From the Desk of Sharda Baker
Good day and welcome everyone!
This is Sharda with another potty train newsletter.
Let’s get to know them more by seeing their appearance
If you have started the process of potty training or house training an older dog, or if you are planning to start, there are some potty training tips for dogs and techniques that work effectively.
One thing that owners must remember is that every dog will learn at a different rate, and every dog will naturally be better at some tasks than others.
Try to be as patient with an older dog, as you would be with a puppy.
Love and attention will only help strengthen the bond between you and your dog and help the training process.
Some thoughts to keep in mind with older dogs are:

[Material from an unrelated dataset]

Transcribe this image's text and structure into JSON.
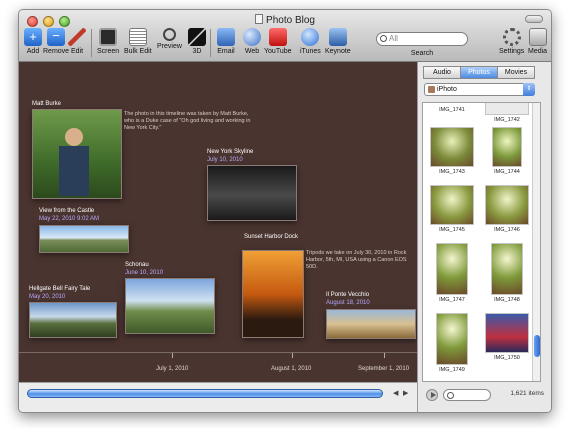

- Never punish an older dog if catch it in the act of relieving itself in the house. Simply rush it outside and hopefully it will finish there, and then praise the dog for ending up in the right spot. Punishing will only encourage the dog to be sneaky and hide when they are relieving themselves.
- Never punish a dog for an older accident that you have just discovered. Dogs won’t make the connection between the spot on the carpet and their behaviour; they will just know that you are mad at them.
- Never punish a dog for submission urination. This occurs when a dog in a pack is indicating to another dog that they are submissive to it. As the dominant family member an adult dog, especially one that may have been abused, may naturally urinate in submission. Punishment, including yelling, will only make the problem much worse. Playing with the dog, providing love and affection and having the dog outside when you greet it will make the situation better.
- Male dogs may mark their territory, even inside a house. If you have more than one dog in the house you may find that even the housetrained male starts to urinate inside when the untrained dog comes to the house. Cleaning and disinfecting is the key to preventing this problem.
- Adult dogs that urinate or mess in the house only when you are not home may have anxiety problems, or may simply be bored. Try taking the dog for a long walk before you leave, ensuring that they go while you are outside. Praise the dog when you return and there are no surprises. Start small, leaving for only 1 to 5 minutes and then gradually stay away longer. Provide lots of chew toys and entertaining things for the dog to play with while you are away.
- If you are going to be gone long periods of time consider having a neighbour or friend come over and let the dog outside or take them for a walk. If you are going to use this strategy be sure to introduce the dog to the friend so they already know each other before the first time they come to let the dog out.
- Finally, be consistent. Don’t change rewards or cues in the middle of training; it will only further confuse the dog.
Housetraining or potty training an adult dog is more challenging that working with a puppy, but also remember that older dogs want your love and attention too.
Once they clearly understand what you want, they are more able to hold their bladders and bowels than puppies, so this can make the process easier in the long run.
Be patient with your older dog, and be sure to provide lots of treats and attention when they do the right thing.
I hope that you learned a lot from today’s potty train newsletter
All the best and take care